I just spent one week in an elementary school in Shoreline- teaching a Cuban cultural/dance/and song workshop to 45 classes and 600 kids in all. This residency was made possible by a grant from a local arts organization,  The Shoreline Arts Council.  To say the least, it was rewarding,  to take kids on a “classroom trip to Cuba.” I showed photos and videos of my trip, taught a tradition Yeruban song, a Spanish song, and taught the basic steps of two Cuban dance forms: Rumba, and Salsa.  The previous week,  I spent a day in a high school Spanish classroom  giving the same workshop to 5 groups  of  high school seniors (150 students in all),  yet another arts experience made possible with an arts grant.

You’ve heard it before, the arts transcends borders. When kids are exposed to the arts and culture through the arts, it broadens their world view, takes them outside of themselves, and makes them more compassionate human beings.

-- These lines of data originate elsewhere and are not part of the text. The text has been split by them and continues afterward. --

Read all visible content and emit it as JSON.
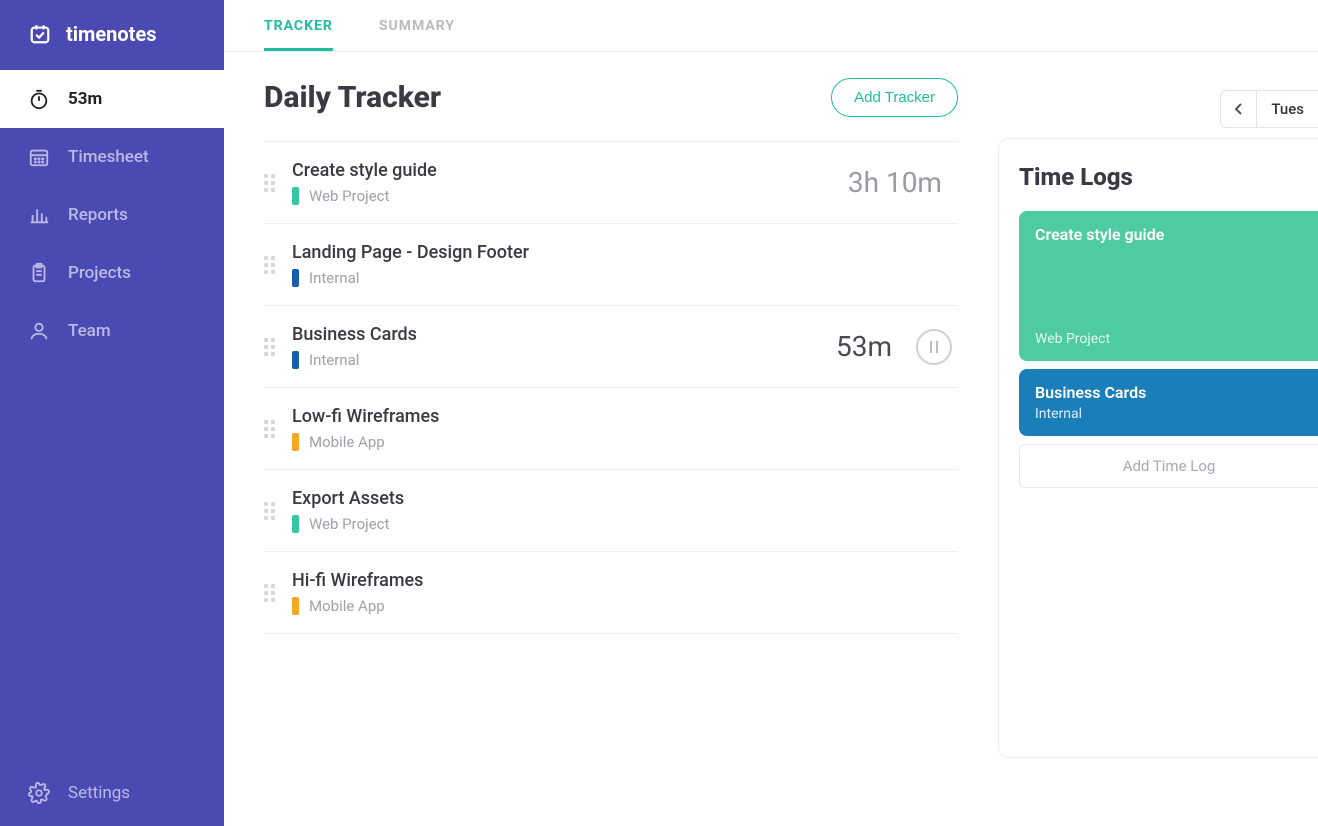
{
  "brand": "timenotes",
  "sidebar": {
    "active_timer": "53m",
    "items": [
      {
        "label": "Timesheet"
      },
      {
        "label": "Reports"
      },
      {
        "label": "Projects"
      },
      {
        "label": "Team"
      }
    ],
    "settings_label": "Settings"
  },
  "tabs": {
    "tracker": "TRACKER",
    "summary": "SUMMARY"
  },
  "page_title": "Daily Tracker",
  "add_tracker_label": "Add Tracker",
  "date_label": "Tues",
  "projects": {
    "web": {
      "name": "Web Project",
      "color": "#33c8a1"
    },
    "internal": {
      "name": "Internal",
      "color": "#165fb0"
    },
    "mobile": {
      "name": "Mobile App",
      "color": "#f5a623"
    }
  },
  "trackers": [
    {
      "title": "Create style guide",
      "project": "web",
      "time": "3h 10m",
      "running": false
    },
    {
      "title": "Landing Page - Design Footer",
      "project": "internal",
      "time": "",
      "running": false
    },
    {
      "title": "Business Cards",
      "project": "internal",
      "time": "53m",
      "running": true
    },
    {
      "title": "Low-fi Wireframes",
      "project": "mobile",
      "time": "",
      "running": false
    },
    {
      "title": "Export Assets",
      "project": "web",
      "time": "",
      "running": false
    },
    {
      "title": "Hi-fi Wireframes",
      "project": "mobile",
      "time": "",
      "running": false
    }
  ],
  "time_logs": {
    "heading": "Time Logs",
    "cards": [
      {
        "title": "Create style guide",
        "sub": "Web Project",
        "color": "#4ecb9f",
        "kind": "primary"
      },
      {
        "title": "Business Cards",
        "sub": "Internal",
        "color": "#1a7eb8",
        "kind": "secondary"
      }
    ],
    "add_label": "Add Time Log"
  }
}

After one class, a second grader commented, “I see that even though a leader of a country can be thought of as not a nice person, that doesn’t mean the people that live there are bad.” Too true, my friend!

Here are some comments from the high school seniors:

M.K.  I appreciated the opportunity to express myself through artistic movement

L.E.  It was the most fun thing I’ve done in Spanish all year.

E.Z.  It was cool to learn a tradition of another culture.

L.E.  I’m glad I put myself out there to try it, it allowed me to be exposed to others.

Arts funding is currently under attack under our current administration. Please take a moment to  read this article in the New York Times  about the importance of arts and arts funding to our society.

Yves Saint Laurent The Perfection of Style

Yves Saint Laurent The Perfection of Style is on exhibit at  Seattle Art Museum,now through January 8!

Spent the morning in awe and giddy delight as I took in this amazing exhibit at SAM.  Left inspired by the colors, the designs, the textures, the history, the process, the sparkles, the variety, the creative output, the elegance,  the life, the style,  and the genius of Yves Saint Laurent (1936-2008).

 

 

Today’s recording:  Cordoba from the Spanish Suite Andalucia by Ernesto Lecuona